Excerpts from an interface dataset

-=-=-=-=-

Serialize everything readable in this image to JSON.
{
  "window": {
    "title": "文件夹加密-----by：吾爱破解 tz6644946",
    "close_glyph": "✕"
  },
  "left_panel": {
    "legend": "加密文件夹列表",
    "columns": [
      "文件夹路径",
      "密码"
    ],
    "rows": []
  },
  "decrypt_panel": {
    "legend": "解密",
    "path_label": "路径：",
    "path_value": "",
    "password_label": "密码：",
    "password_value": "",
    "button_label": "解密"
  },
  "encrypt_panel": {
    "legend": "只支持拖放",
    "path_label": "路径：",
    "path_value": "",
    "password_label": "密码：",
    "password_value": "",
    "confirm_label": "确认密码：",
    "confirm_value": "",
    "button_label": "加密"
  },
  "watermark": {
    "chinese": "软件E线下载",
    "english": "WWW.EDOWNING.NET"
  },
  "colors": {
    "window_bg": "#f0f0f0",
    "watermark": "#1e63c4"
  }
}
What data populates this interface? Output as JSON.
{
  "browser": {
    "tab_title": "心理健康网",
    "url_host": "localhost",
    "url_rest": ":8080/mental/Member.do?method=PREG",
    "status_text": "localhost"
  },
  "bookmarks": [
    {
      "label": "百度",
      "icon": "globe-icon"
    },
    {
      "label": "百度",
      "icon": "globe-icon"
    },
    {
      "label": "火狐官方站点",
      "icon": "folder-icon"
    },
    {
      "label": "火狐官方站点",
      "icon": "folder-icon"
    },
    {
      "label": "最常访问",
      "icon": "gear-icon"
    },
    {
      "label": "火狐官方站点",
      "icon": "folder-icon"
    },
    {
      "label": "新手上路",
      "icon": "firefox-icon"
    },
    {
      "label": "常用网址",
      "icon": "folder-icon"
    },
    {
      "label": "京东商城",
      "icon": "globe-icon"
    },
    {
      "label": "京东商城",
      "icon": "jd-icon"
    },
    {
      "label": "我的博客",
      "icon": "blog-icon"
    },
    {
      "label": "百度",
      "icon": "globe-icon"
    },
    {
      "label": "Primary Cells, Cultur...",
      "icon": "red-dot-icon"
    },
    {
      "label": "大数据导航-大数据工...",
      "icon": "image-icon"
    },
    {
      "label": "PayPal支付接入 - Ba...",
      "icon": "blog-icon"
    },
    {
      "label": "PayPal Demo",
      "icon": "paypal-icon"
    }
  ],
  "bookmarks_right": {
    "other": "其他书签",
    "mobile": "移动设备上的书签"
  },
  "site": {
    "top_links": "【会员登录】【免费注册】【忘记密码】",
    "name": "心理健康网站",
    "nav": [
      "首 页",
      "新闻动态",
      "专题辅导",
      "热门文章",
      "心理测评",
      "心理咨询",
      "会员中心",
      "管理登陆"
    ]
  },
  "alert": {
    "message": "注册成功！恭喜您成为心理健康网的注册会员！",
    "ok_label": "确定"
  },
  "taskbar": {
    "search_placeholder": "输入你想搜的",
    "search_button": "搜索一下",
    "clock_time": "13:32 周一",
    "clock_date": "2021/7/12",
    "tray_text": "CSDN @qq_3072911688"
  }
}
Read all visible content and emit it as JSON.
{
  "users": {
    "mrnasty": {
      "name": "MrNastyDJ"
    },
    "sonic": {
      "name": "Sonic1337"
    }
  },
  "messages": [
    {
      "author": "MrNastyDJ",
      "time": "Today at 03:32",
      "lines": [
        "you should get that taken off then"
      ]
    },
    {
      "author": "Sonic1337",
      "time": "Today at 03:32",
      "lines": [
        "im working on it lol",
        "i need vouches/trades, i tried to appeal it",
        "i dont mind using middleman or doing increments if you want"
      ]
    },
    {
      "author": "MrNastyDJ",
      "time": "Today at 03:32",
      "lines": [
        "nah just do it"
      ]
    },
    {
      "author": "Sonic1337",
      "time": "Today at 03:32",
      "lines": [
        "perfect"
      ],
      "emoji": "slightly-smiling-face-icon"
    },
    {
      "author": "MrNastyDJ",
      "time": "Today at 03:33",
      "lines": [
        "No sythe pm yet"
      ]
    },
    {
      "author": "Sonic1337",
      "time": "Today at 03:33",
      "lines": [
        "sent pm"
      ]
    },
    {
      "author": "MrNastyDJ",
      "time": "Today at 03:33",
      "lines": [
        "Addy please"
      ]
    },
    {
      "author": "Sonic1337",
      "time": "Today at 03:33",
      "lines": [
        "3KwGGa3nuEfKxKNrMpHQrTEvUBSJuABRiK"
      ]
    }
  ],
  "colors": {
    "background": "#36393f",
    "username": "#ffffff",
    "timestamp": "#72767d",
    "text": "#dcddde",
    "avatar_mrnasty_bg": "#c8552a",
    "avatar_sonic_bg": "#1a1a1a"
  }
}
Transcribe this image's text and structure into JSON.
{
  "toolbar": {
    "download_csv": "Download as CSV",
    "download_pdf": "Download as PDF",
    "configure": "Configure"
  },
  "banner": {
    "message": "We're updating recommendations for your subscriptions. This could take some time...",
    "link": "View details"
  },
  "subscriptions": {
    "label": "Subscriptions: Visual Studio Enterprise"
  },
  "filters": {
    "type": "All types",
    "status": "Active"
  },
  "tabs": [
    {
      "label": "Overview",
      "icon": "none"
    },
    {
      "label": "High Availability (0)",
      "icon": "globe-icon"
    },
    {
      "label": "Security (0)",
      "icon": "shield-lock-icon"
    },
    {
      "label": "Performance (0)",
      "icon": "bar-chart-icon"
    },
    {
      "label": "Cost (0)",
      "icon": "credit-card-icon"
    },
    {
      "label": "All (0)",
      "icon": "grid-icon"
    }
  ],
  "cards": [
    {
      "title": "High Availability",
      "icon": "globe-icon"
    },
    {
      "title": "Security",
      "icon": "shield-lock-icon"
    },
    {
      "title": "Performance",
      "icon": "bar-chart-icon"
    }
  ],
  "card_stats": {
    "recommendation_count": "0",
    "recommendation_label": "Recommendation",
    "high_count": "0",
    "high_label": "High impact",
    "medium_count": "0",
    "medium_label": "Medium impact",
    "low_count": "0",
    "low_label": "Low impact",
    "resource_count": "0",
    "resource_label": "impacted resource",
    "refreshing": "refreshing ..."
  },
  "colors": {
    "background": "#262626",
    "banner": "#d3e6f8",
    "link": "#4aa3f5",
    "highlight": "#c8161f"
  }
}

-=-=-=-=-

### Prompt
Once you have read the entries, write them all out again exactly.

### Solution to the exercise
Serialize everything readable in this image to JSON.
{
  "window": {
    "title": "文件夹加密-----by：吾爱破解 tz6644946",
    "close_glyph": "✕"
  },
  "left_panel": {
    "legend": "加密文件夹列表",
    "columns": [
      "文件夹路径",
      "密码"
    ],
    "rows": []
  },
  "decrypt_panel": {
    "legend": "解密",
    "path_label": "路径：",
    "path_value": "",
    "password_label": "密码：",
    "password_value": "",
    "button_label": "解密"
  },
  "encrypt_panel": {
    "legend": "只支持拖放",
    "path_label": "路径：",
    "path_value": "",
    "password_label": "密码：",
    "password_value": "",
    "confirm_label": "确认密码：",
    "confirm_value": "",
    "button_label": "加密"
  },
  "watermark": {
    "chinese": "软件E线下载",
    "english": "WWW.EDOWNING.NET"
  },
  "colors": {
    "window_bg": "#f0f0f0",
    "watermark": "#1e63c4"
  }
}
What data populates this interface? Output as JSON.
{
  "browser": {
    "tab_title": "心理健康网",
    "url_host": "localhost",
    "url_rest": ":8080/mental/Member.do?method=PREG",
    "status_text": "localhost"
  },
  "bookmarks": [
    {
      "label": "百度",
      "icon": "globe-icon"
    },
    {
      "label": "百度",
      "icon": "globe-icon"
    },
    {
      "label": "火狐官方站点",
      "icon": "folder-icon"
    },
    {
      "label": "火狐官方站点",
      "icon": "folder-icon"
    },
    {
      "label": "最常访问",
      "icon": "gear-icon"
    },
    {
      "label": "火狐官方站点",
      "icon": "folder-icon"
    },
    {
      "label": "新手上路",
      "icon": "firefox-icon"
    },
    {
      "label": "常用网址",
      "icon": "folder-icon"
    },
    {
      "label": "京东商城",
      "icon": "globe-icon"
    },
    {
      "label": "京东商城",
      "icon": "jd-icon"
    },
    {
      "label": "我的博客",
      "icon": "blog-icon"
    },
    {
      "label": "百度",
      "icon": "globe-icon"
    },
    {
      "label": "Primary Cells, Cultur...",
      "icon": "red-dot-icon"
    },
    {
      "label": "大数据导航-大数据工...",
      "icon": "image-icon"
    },
    {
      "label": "PayPal支付接入 - Ba...",
      "icon": "blog-icon"
    },
    {
      "label": "PayPal Demo",
      "icon": "paypal-icon"
    }
  ],
  "bookmarks_right": {
    "other": "其他书签",
    "mobile": "移动设备上的书签"
  },
  "site": {
    "top_links": "【会员登录】【免费注册】【忘记密码】",
    "name": "心理健康网站",
    "nav": [
      "首 页",
      "新闻动态",
      "专题辅导",
      "热门文章",
      "心理测评",
      "心理咨询",
      "会员中心",
      "管理登陆"
    ]
  },
  "alert": {
    "message": "注册成功！恭喜您成为心理健康网的注册会员！",
    "ok_label": "确定"
  },
  "taskbar": {
    "search_placeholder": "输入你想搜的",
    "search_button": "搜索一下",
    "clock_time": "13:32 周一",
    "clock_date": "2021/7/12",
    "tray_text": "CSDN @qq_3072911688"
  }
}
Read all visible content and emit it as JSON.
{
  "users": {
    "mrnasty": {
      "name": "MrNastyDJ"
    },
    "sonic": {
      "name": "Sonic1337"
    }
  },
  "messages": [
    {
      "author": "MrNastyDJ",
      "time": "Today at 03:32",
      "lines": [
        "you should get that taken off then"
      ]
    },
    {
      "author": "Sonic1337",
      "time": "Today at 03:32",
      "lines": [
        "im working on it lol",
        "i need vouches/trades, i tried to appeal it",
        "i dont mind using middleman or doing increments if you want"
      ]
    },
    {
      "author": "MrNastyDJ",
      "time": "Today at 03:32",
      "lines": [
        "nah just do it"
      ]
    },
    {
      "author": "Sonic1337",
      "time": "Today at 03:32",
      "lines": [
        "perfect"
      ],
      "emoji": "slightly-smiling-face-icon"
    },
    {
      "author": "MrNastyDJ",
      "time": "Today at 03:33",
      "lines": [
        "No sythe pm yet"
      ]
    },
    {
      "author": "Sonic1337",
      "time": "Today at 03:33",
      "lines": [
        "sent pm"
      ]
    },
    {
      "author": "MrNastyDJ",
      "time": "Today at 03:33",
      "lines": [
        "Addy please"
      ]
    },
    {
      "author": "Sonic1337",
      "time": "Today at 03:33",
      "lines": [
        "3KwGGa3nuEfKxKNrMpHQrTEvUBSJuABRiK"
      ]
    }
  ],
  "colors": {
    "background": "#36393f",
    "username": "#ffffff",
    "timestamp": "#72767d",
    "text": "#dcddde",
    "avatar_mrnasty_bg": "#c8552a",
    "avatar_sonic_bg": "#1a1a1a"
  }
}
Transcribe this image's text and structure into JSON.
{
  "toolbar": {
    "download_csv": "Download as CSV",
    "download_pdf": "Download as PDF",
    "configure": "Configure"
  },
  "banner": {
    "message": "We're updating recommendations for your subscriptions. This could take some time...",
    "link": "View details"
  },
  "subscriptions": {
    "label": "Subscriptions: Visual Studio Enterprise"
  },
  "filters": {
    "type": "All types",
    "status": "Active"
  },
  "tabs": [
    {
      "label": "Overview",
      "icon": "none"
    },
    {
      "label": "High Availability (0)",
      "icon": "globe-icon"
    },
    {
      "label": "Security (0)",
      "icon": "shield-lock-icon"
    },
    {
      "label": "Performance (0)",
      "icon": "bar-chart-icon"
    },
    {
      "label": "Cost (0)",
      "icon": "credit-card-icon"
    },
    {
      "label": "All (0)",
      "icon": "grid-icon"
    }
  ],
  "cards": [
    {
      "title": "High Availability",
      "icon": "globe-icon"
    },
    {
      "title": "Security",
      "icon": "shield-lock-icon"
    },
    {
      "title": "Performance",
      "icon": "bar-chart-icon"
    }
  ],
  "card_stats": {
    "recommendation_count": "0",
    "recommendation_label": "Recommendation",
    "high_count": "0",
    "high_label": "High impact",
    "medium_count": "0",
    "medium_label": "Medium impact",
    "low_count": "0",
    "low_label": "Low impact",
    "resource_count": "0",
    "resource_label": "impacted resource",
    "refreshing": "refreshing ..."
  },
  "colors": {
    "background": "#262626",
    "banner": "#d3e6f8",
    "link": "#4aa3f5",
    "highlight": "#c8161f"
  }
}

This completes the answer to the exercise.